EU fails to develop credible transparency rules

3 May 2006

BRUSSELS, 3 May 2006 - The Commission's proposals for the new European Transparency Initiative (ETI) fail to deliver transparency around the role of lobbying in EU decision-making and will not improve public trust in the EU institutions, the Alliance for Lobbying Transparency and Ethics Regulation (ALTER-EU) charged today. ALTER-EU will continue to push for a meaningful transparency system during the consultation period which begins with this Green Paper, and urges the Commission to make more effective proposals soon.

The critique came in response to the publication by the EU Commission of the Green Paper on ETI, proposing a voluntary registration system for lobbyists. Entirely missing from the Green Paper are proposals for ending privileged access by commercial lobbyists and on employment of Commission public officials in the private sector ('revolving doors').

ALTER-EU believes that the Commission approach to transparency is totally insufficient and urges the Commission to introduce incentives to ensure registration of all lobbyists. In particular, the alliance makes the following criticisms:

- the Commission fails to propose an effective system of disclosure. Vested interest lobbyists are likely to continue to operate without having to provide information on the financing of their activities;

- it does not address the issue of "revolving doors", where former EU Commission staff take up lobbying posts, nor does it provide for transparency regarding staff working for the Commission under temporary contracts;

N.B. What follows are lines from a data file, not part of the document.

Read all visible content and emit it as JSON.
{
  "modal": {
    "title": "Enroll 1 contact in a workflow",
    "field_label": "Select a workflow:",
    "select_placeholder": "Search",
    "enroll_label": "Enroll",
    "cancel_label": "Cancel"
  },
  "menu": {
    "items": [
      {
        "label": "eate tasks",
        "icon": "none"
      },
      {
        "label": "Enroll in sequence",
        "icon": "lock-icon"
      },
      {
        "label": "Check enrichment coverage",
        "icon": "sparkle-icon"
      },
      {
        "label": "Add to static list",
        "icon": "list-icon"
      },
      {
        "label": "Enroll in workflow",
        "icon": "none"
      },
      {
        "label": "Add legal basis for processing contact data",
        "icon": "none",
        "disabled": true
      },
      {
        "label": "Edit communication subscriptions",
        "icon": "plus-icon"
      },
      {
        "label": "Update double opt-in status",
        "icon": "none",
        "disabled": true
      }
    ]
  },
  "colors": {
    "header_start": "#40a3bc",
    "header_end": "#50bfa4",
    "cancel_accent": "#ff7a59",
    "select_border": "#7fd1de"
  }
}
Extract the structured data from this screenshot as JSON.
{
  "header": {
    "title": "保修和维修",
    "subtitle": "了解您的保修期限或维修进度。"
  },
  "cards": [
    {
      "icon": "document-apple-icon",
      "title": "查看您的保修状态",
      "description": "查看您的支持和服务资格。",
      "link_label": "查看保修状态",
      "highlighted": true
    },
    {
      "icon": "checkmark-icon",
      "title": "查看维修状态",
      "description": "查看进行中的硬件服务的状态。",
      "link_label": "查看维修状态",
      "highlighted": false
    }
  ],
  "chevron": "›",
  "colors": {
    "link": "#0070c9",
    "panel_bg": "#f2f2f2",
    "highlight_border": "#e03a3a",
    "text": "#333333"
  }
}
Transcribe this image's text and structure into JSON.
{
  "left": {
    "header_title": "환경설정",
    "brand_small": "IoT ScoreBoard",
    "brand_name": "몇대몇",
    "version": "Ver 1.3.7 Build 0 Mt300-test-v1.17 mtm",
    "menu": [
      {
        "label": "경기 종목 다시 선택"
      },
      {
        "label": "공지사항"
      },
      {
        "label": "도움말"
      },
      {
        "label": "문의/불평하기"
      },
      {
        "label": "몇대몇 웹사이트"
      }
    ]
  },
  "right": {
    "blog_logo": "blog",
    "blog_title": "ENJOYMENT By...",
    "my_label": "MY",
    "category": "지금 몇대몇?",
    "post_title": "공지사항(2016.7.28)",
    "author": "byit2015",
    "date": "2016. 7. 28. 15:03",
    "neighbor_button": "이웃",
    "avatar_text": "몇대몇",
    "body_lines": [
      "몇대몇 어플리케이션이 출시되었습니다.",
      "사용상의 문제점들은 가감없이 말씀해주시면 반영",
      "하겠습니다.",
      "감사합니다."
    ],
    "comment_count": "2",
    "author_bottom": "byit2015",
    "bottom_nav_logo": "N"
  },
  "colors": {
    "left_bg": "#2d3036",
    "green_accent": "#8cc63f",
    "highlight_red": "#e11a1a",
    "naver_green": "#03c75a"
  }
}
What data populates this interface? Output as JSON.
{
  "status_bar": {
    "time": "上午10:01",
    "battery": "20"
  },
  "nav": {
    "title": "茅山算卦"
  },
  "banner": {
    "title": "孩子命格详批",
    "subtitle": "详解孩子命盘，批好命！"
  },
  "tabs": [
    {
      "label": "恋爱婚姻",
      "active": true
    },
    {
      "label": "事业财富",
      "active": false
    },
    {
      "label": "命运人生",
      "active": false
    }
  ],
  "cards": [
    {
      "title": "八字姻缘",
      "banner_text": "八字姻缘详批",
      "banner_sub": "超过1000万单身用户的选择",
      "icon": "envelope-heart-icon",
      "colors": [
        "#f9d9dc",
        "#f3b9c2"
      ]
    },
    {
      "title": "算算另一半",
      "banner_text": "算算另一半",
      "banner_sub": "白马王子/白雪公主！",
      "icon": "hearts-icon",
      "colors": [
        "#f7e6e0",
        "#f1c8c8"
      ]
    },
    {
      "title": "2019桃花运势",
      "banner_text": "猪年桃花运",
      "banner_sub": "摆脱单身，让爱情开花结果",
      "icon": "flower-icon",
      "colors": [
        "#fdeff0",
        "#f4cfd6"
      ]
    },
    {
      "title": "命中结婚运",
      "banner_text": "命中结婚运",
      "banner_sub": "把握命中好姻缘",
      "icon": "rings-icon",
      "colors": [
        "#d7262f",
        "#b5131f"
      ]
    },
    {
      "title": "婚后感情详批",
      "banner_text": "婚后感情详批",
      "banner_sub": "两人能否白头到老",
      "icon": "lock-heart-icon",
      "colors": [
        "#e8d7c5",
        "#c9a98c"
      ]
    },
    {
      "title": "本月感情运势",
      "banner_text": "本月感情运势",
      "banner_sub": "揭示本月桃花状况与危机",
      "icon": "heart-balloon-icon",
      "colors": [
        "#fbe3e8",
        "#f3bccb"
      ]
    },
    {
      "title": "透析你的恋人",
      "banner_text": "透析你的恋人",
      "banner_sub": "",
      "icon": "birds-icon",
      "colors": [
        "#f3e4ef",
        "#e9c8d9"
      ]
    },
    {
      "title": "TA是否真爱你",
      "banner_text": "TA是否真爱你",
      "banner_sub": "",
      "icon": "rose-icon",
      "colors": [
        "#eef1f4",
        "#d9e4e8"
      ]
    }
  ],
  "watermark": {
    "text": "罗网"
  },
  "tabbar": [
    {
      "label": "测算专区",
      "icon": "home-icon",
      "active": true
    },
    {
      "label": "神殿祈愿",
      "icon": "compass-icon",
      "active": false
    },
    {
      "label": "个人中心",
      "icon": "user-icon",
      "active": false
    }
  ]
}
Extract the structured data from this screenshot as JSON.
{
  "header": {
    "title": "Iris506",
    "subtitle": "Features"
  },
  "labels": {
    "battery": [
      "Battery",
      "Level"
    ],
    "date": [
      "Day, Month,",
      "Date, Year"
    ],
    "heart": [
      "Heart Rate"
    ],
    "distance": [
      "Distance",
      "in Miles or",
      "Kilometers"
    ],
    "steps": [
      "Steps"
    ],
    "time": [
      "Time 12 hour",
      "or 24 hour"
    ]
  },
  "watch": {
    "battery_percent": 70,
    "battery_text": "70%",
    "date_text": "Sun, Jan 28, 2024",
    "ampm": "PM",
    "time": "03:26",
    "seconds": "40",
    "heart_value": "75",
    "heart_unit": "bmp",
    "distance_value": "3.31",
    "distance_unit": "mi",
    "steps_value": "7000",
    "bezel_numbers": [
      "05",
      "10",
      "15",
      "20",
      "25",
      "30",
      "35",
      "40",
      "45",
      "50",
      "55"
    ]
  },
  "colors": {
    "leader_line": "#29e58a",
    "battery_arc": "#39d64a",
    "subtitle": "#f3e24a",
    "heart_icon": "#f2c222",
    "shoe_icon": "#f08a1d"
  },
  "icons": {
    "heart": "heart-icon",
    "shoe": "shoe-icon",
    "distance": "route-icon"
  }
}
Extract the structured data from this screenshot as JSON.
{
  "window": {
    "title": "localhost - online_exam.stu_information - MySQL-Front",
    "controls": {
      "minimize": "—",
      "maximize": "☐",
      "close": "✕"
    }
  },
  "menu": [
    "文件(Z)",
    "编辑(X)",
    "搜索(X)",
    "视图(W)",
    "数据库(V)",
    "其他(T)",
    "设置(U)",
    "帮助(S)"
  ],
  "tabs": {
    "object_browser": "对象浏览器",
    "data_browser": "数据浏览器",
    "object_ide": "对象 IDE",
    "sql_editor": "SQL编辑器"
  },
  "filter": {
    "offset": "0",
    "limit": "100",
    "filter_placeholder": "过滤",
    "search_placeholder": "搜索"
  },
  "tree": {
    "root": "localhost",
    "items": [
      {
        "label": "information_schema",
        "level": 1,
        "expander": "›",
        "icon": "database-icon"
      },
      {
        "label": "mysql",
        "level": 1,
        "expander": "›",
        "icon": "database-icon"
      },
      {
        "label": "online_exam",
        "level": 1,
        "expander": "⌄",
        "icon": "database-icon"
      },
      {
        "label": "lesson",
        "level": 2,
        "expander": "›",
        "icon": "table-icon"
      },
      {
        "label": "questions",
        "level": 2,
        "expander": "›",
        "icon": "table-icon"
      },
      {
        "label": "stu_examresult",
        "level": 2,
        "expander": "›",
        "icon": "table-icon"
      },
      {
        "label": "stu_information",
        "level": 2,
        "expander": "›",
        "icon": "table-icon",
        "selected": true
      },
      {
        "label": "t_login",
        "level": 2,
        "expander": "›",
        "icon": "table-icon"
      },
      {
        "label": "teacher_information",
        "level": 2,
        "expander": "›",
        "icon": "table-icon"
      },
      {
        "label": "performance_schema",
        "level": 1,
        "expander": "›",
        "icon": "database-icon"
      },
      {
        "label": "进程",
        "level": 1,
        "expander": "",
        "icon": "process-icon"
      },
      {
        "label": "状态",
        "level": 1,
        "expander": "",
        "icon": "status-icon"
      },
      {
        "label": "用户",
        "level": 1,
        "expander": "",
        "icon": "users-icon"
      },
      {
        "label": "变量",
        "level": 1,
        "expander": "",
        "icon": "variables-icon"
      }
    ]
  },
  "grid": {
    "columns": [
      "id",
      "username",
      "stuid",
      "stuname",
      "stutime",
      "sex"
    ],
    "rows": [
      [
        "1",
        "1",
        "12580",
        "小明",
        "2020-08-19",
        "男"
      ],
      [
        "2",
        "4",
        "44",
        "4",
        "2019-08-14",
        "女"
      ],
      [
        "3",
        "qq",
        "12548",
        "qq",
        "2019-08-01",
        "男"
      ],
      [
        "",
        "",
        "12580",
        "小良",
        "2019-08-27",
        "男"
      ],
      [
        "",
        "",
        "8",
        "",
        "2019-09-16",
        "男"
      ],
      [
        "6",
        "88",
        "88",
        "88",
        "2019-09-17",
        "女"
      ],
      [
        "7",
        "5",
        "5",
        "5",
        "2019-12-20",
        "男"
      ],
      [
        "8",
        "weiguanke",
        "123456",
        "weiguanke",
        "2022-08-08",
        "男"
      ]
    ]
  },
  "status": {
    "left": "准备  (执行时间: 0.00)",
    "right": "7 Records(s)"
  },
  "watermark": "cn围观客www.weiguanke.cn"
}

- the Commission appears satisfied with current consultation procedures, despite recent cases where the Commission has granted privileged access to lobbyists from the corporate sector, for example the European Services Forum, High Level Working Groups and the Communication on CSR;

- the Commission failed to develop proposals for a code of conduct for ethical behavior for all lobbyists: the Commission cannot leave this to the lobbyists themselves but must show leadership and secure a credible "implementation and sanction mechanism".

Erik Wesselius of Corporate Europe Observatory said: "The ETI Green Paper lays out an inadequate voluntary approach. An e-mail list announcing upcoming Commission consultations is no credible incentive to ensure comprehensive registration and reporting by EU lobbyists. Those lobbyists who want to stay in the shadow and not reveal their lobbying to the general public will continue to do so under this proposal."

Paul de Clerck of Friends of the Earth Europe said: "The current codes of conduct of public affairs companies are not good because they lack independent monitoring and effective sanctions and leave no role for public scrutiny of lobbying The Commission must apply clear rules with sanctions in case of non-compliance and false registration or else the whole exercise is not credible".

Jorgo Riss, director of Greenpeace European Unit, noted: "Lobbyism is a thriving and unregulated business. Without rules, big money lobbying undermines democracy. Large corporations invest a lot of money to get access to EU decision-makers, and the public interest loses out."

Ulrich Mueller of LobbyControl said: "A credible system of lobbying transparency is feasible and possible, especially if you look at positive examples in Lithuania, Hungary, Poland the US and Canada. For ALTER-EU, the publication of the ETI Green Paper means the start of a pan-European campaign to prevent the EU Commission from side-stepping the issues and to ensure credible and effective EU lobbying transparency and ethics rules."




1) ALTER-EU is a coalition of over 140 civil society groups, trade unions, academics and public affairs firms calling for: A EU lobbying disclosure legislation; improved code of conduct for European Commission Officials; the European EU Commission to terminate cases of privileged access and undue influence granted to corporate lobbyists.
The call for "Ending corporate privileges and secrecy around lobbying in the European Union", the founding statement of the Alliance for Transparency and Ethics Regulation (ALTER-EU) and a list of signatories are available in

2) Paul de Clerck, Erik Wesselius, Jorgo Riss and Ulrich Mueller are members of the ALTER-EU steering committee.

3) EU Commissioner Kallas first announced the European Transparency Initiative (ETI) in a flagship speech on 5 March 2005. ETI is among other things intended to correct the current lack of transparency around the over 15,000 lobbyists working to influence the EU institutions.